They were the foot soldiers in the early days of the United Farm Workers, then known as the National Farm Workers Association. Their actions laid the foundation for much of the Chicano movement of the 1960s and ‘70s.
The oral histories 0f Bobby de la Cruz, Carmen Hernández, María and Antonia Saludado, Jose Serda and Richard Chávez were collected decades ago and are part of the archives of California State University, Northridge’s Tom & Ethel Bradley Center. Those very personal stories have been turned into dramatizations by CSUN students available on YouTube for a new generation to learn from.
“The intention is to highlight some of the people whose stories are not traditionally told,” said journalism professor José Luis Benavides, director of the Bradley Center, which is housed in CSUN’s University Library. “We know the stories of people like César Chávez and Dolores Huerta, but it isn’t very often that we hear the stories of those on the ground who did so much of the work. These stories are very moving and are the personal histories of people who did not know the impact they had.
“It was key for us to make sure that people realized that El Movimiento (the Chicano Movement) was possible because of people like the ones whose oral histories we shared, not necessarily because of the leadership alone,” he said.
Many of the oral histories were taken nearly 30 years ago when CSUN hosted a conference for the union’s early organizers. Dozens of those organizers were interviewed about their lives and the union’s early days. Many of the oral histories, some hours long, were on tape and are not yet transcribed, while others have only been partially transcribed.
In choosing which oral histories to tell, Benavides and theater lecturer Doug Kaback looked for stories they thought would resonate with young people.
“We wanted to hear stories that reflected the stories of young people right now, and would be impactful when read by our students,” Benavides said.
Kaback said adapting oral histories “is tricky.”
“But we had an important objective—creating accessibility to these incredible stories of ordinary people who introduced El Movimiento and dedicated themselves to la causa,” Kaback said. “The goal was to take this raw material—the oral histories—and create something that could live on the Bradley Center website and elsewhere that could be watched by young and old alike.”

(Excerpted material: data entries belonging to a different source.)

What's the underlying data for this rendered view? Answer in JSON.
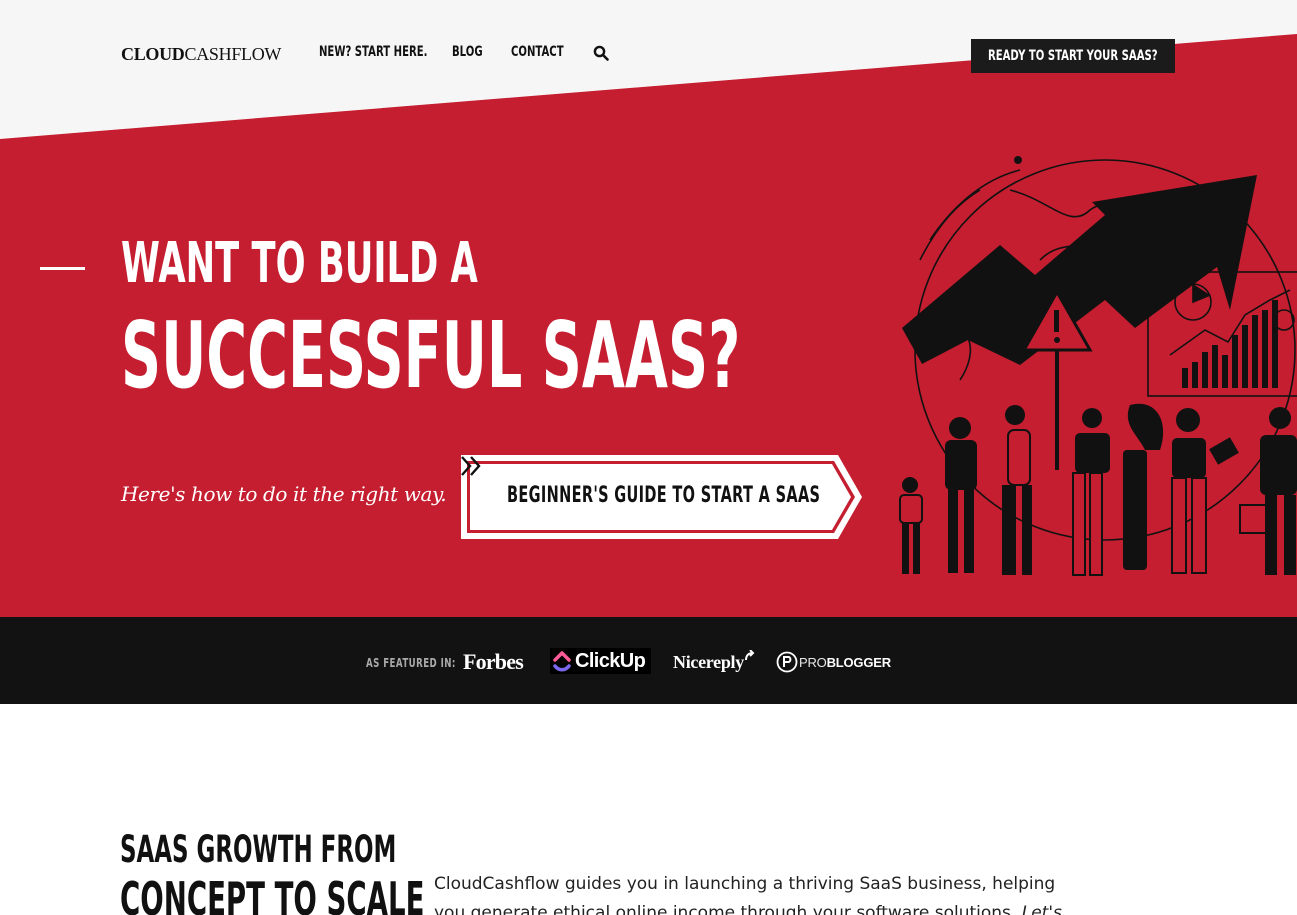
{
  "header": {
    "logo_bold": "CLOUD",
    "logo_light": "CASHFLOW",
    "nav": [
      "NEW? START HERE.",
      "BLOG",
      "CONTACT"
    ],
    "cta": "READY TO START YOUR SAAS?"
  },
  "hero": {
    "heading_line1": "WANT TO BUILD A",
    "heading_line2": "SUCCESSFUL SAAS?",
    "tagline": "Here's how to do it the right way.",
    "button_label": "BEGINNER'S GUIDE TO START A SAAS"
  },
  "featured": {
    "label": "AS FEATURED IN:",
    "logos": {
      "forbes": "Forbes",
      "clickup": "ClickUp",
      "nicereply": "Nicereply",
      "problogger_thin": "PRO",
      "problogger_bold": "BLOGGER"
    }
  },
  "intro": {
    "heading_line1": "SAAS GROWTH FROM",
    "heading_line2": "CONCEPT TO SCALE",
    "body": "CloudCashflow guides you in launching a thriving SaaS business, helping you generate ethical online income through your software solutions.",
    "body_italic": "Let's get started."
  },
  "colors": {
    "hero_red": "#c41e30",
    "header_bg": "#f7f6f7",
    "dark": "#121212"
  }
}
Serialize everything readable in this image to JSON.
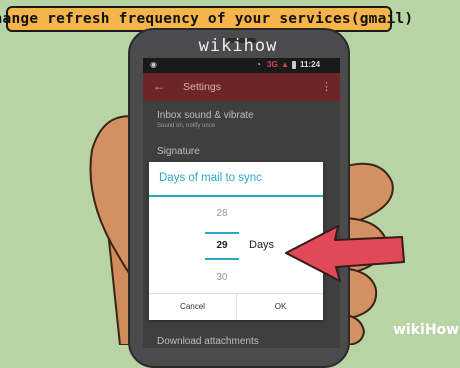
{
  "banner": {
    "text": "Change refresh frequency of your services(gmail)"
  },
  "watermark": {
    "phone_text": "wikihow",
    "corner_text_a": "wiki",
    "corner_text_b": "How"
  },
  "statusbar": {
    "network": "3G",
    "time": "11:24"
  },
  "appbar": {
    "title": "Settings",
    "back_glyph": "←",
    "more_glyph": "⋮"
  },
  "settings": {
    "inbox_sound": "Inbox sound & vibrate",
    "inbox_sound_sub": "Sound on, notify once",
    "signature": "Signature",
    "download_attachments": "Download attachments"
  },
  "dialog": {
    "title": "Days of mail to sync",
    "picker": {
      "prev": "28",
      "selected": "29",
      "next": "30"
    },
    "unit": "Days",
    "cancel_label": "Cancel",
    "ok_label": "OK"
  },
  "colors": {
    "background": "#b8d4a4",
    "banner": "#f6b54a",
    "accent": "#2ba8c6",
    "appbar": "#6e2525",
    "arrow": "#e04a58",
    "hand": "#d18c5e"
  },
  "icons": [
    "back-arrow-icon",
    "overflow-menu-icon",
    "wifi-icon",
    "signal-icon",
    "battery-icon",
    "pointer-arrow-icon"
  ]
}
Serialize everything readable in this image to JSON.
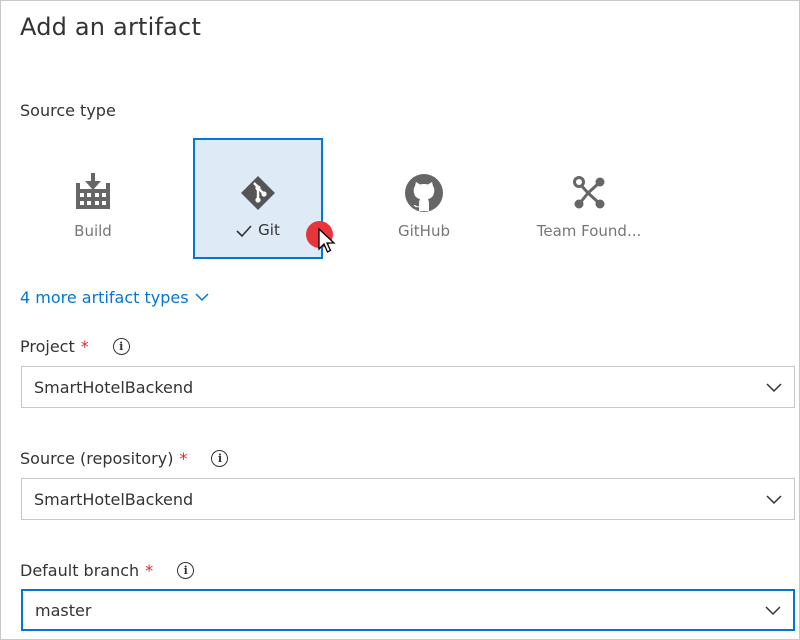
{
  "title": "Add an artifact",
  "source_type": {
    "label": "Source type",
    "tiles": [
      {
        "label": "Build",
        "icon": "build-icon",
        "selected": false
      },
      {
        "label": "Git",
        "icon": "git-icon",
        "selected": true
      },
      {
        "label": "GitHub",
        "icon": "github-icon",
        "selected": false
      },
      {
        "label": "Team Found...",
        "icon": "team-foundation-icon",
        "selected": false
      }
    ],
    "more_link": "4 more artifact types"
  },
  "fields": {
    "project": {
      "label": "Project",
      "required": "*",
      "value": "SmartHotelBackend"
    },
    "source": {
      "label": "Source (repository)",
      "required": "*",
      "value": "SmartHotelBackend"
    },
    "branch": {
      "label": "Default branch",
      "required": "*",
      "value": "master"
    }
  },
  "colors": {
    "accent": "#0078d4",
    "selected_bg": "#deebf7",
    "required": "#e0242a",
    "cursor_dot": "#e8353c"
  }
}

Benavides and Kaback selected a handful of the oral histories to be dramatized: de la Cruz, who, with his mother, were organizers during the union’s early days; Hernández, whose parents were active in the union and who later ended up working for the UFW; the Saludado sisters, who organized farmworkers during the union first major strike; Serda, who worked from the inside to organize workers; and Chávez, César’s brother.
Kaback adapted their stories into a dramatization that was read by CSUN theater students Eileen Ávalos as Antonia Saludado; Nicolás Guerrero as Richard Chávez; Alejandra Guzmán as Carmen Hernández; Ruby Hernández as María Saludado; Aldeir Vázquez as Jose Serda; and Jesús Venegas Vázquez as Bobby de la Cruz.
The performances were captured and edited by a team of multimedia students from CSUN’s IntersectLA, a student-run creative services and strategy agency, and overseen by art professor Joe Bautista. Marta Valier, a researcher in the Bradley Center, curated photographs, taken by Emmon Clarke and John Kouns, from the center’s Farmworker Movement Collection to serve as backdrops to the stories being told. Clarke and Kouns were among the only professional photographers to captured the union’s early days.
What the CSUN team created is a three-part series, “CSUN Farmworker Oral History Dramatization,” on YouTube that chronicles the experiences of de la Cruz, Carmen Hernández, the Saludado sisters, Serda and Richard Chávez as they initially joined the union, became organizers and the work they did during the union’s grape boycott, which took 58 months to resolve.
“It has been very creatively motivating to work on this because of the creative liberties and the incredible weight of the subject,” said cinema and television arts student Josh Mortenson, who edited the videos. “I’m so grateful that I was able to help in these stories.”
Benavides and Kaback said they hope the videos draw attention to the real lives of the people involved in the early days of the farmworkers’ movement in a way that makes the history relevant to today’s generation.
“Hopefully, we touched people’s emotions,” Benavides said. “It’s emotions that really drive people’s interest in something. Hopefully, we’ve drawn their interest in this important part of our history.”
The Tom & Ethel Bradley Center’s archives contain over one million images from Los Angeles-based freelance and independent photographers between the 1930s to the present. The core of the center’s archive is a large collection of photographs produced by African-American photojournalists. Oral histories, manuscripts and other ephemeral materials support the photographic collection.
The archives contain more than 70 oral histories from African American photographers, civil rights leaders and organizers, individuals involved with the history of Los Angeles, journalism, the group Mexicans in Exile and the United Farm Workers, as well as the personal papers of many individuals and organizations. The center’s Border Studies Collection examines the issues surrounding the border between the United States and Mexico.